The reverse situation is a solid in a fluid.  It is difficult to induce stress in a fluid so instead we can use a three-dimensional hole, i.e. a sphere, to generate the curve surface for light to pass through and be deviated.  This is quite an easy experiment to do in an optical microscope with some polystyrene spheres floating in distilled water with the microscope slightly out of focus you get bright caustics.  And if you take a series of photographs (the x-y plane) with the microscope objective lens at different heights (z-value) it is possible to reconstruct the three-dimensional shape of the caustic by taking the intensity or greyscale values along the centre line of each image and using them all to create new image of the x-z and, or y-z plane, as shown in the picture.

Well done if you have got this far and are still with me!  I hope you can at least enjoy the pictures.  By the way the particle in the images is about the same diameter as a human hair.

Image in optical microscope of polystrene particle in water (left), series of images at different positions of microscope objective (centre) and artificial image created from greyscale data along centre-lines of image series (right).

Image in optical microscope of polystyrene particle in water (left), series of images at different positions of microscope objective (centre) and artificial image created from greyscale data along centre-lines of image series (right).


Patterson, E.A., & Whelan, M.P., Tracking nanoparticles in an optical microscope using caustics, Nanotechnology, 19(10): 105502, 2008.

100 Everyday Engineering Examples

bookletsSTOP PRESS – more than 100 Everyday Engineering Examples published in more than 40 lesson plans on a new webpage.

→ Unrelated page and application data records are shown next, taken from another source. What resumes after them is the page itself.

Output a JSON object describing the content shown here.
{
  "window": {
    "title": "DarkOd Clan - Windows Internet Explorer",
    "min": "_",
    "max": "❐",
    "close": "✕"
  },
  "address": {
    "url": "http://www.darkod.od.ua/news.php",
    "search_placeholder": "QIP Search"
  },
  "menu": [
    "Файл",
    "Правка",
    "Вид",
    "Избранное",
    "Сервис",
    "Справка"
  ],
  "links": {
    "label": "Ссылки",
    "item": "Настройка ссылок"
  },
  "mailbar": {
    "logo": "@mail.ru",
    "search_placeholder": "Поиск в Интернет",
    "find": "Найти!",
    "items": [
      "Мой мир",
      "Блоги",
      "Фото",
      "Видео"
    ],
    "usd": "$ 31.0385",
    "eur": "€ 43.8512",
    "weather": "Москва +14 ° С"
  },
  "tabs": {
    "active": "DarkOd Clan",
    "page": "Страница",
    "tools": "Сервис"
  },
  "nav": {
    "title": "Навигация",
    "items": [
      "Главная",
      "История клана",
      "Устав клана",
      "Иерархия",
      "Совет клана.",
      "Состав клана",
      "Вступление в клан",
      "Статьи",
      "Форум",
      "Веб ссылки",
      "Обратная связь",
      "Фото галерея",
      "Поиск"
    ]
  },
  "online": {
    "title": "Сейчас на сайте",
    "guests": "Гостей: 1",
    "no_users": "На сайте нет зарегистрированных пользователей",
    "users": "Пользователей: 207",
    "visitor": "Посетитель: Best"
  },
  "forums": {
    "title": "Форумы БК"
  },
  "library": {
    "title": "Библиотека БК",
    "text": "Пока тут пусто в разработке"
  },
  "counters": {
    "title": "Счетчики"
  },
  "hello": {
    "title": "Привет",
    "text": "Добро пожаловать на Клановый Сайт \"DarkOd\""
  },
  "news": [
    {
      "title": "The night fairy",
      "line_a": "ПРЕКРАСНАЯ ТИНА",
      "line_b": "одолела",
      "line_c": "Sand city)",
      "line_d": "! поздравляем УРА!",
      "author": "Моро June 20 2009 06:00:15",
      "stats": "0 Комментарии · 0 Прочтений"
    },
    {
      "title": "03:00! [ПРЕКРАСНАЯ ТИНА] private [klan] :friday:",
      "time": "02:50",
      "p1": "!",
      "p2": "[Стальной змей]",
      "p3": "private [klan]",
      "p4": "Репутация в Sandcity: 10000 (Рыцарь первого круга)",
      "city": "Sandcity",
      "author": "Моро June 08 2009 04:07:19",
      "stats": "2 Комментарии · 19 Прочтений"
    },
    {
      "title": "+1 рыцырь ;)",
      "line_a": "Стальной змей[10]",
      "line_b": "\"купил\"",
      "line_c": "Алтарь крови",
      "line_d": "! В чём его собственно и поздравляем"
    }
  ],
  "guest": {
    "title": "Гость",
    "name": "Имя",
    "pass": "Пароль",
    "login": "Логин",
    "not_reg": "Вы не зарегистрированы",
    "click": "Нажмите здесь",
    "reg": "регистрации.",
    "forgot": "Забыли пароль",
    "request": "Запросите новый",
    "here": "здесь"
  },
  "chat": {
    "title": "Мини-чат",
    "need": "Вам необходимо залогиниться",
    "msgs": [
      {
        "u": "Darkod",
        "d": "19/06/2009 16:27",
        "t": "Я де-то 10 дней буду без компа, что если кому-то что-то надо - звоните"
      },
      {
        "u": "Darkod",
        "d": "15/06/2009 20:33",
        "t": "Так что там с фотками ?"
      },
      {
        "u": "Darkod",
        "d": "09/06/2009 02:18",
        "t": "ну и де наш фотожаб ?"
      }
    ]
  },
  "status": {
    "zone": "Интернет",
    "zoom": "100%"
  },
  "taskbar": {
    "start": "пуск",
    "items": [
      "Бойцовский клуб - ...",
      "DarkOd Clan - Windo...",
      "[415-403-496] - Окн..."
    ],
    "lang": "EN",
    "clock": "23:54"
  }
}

I have been including 5E lesson plans as part my recent posts.  These lesson plans are primarily for people teaching first-year engineering undergraduates, which is pulling me away from the intended focus of this blog. So, I have decided to publish all of the lesson plans that I have written & edited on a separate page.  There are more than 100 Everyday Engineering Examples in the more than forty lesson plans.  If that is not enough Everyday Engineering Examples then you can find more at ENGAGE

Now back to Realizing Engineering – we live in an almost entirely engineered world. Engineers, as a profession, are so good at their job that most people are unaware of their influence on society.  Look around you. Engineers will have designed the machines and transport infrastructure to supply most of what you can see as well as what you are probably sitting in and on.

The Royal Academy of Engineering has produced an ebook to expand on this theme of ‘Engineering in Society’ for first year engineering undergraduates but I think its suitable for anyone considering a career in Engineering.

Singing in the rain

Followers of this blog might have deduced that I live within sight of the sea, which means that it is nearly always windy.  After a rain storm the streets of the city are usually littered with broken umbrellas.  I suspect that most of these belong to the many tourists that visit Liverpool, because local residents know that the wind will wreck any umbrella that you are brave enough or foolish enough to put up.

It is relatively straightforward to estimate the forces involved in holding an umbrella up in a gale by using control volume analysis.  The lesson plan below includes this Everyday Engineering Example together with two more control volume analyses.

Momentum 5EplanNoF5_momentum

The title of the posting is pretty tenuous this week: Gene Kelly sings ‘Singin’ in the rain’ without an umbrella in the film of the same name, see www.youtube.com/watch?v=D1ZYhVpdXbQ – well its difficult to be creative all of the time, or even some of the time!

See also the Everyday Engineering Examples page on this blog for more lesson plans and more background on Everyday Engineering Examples.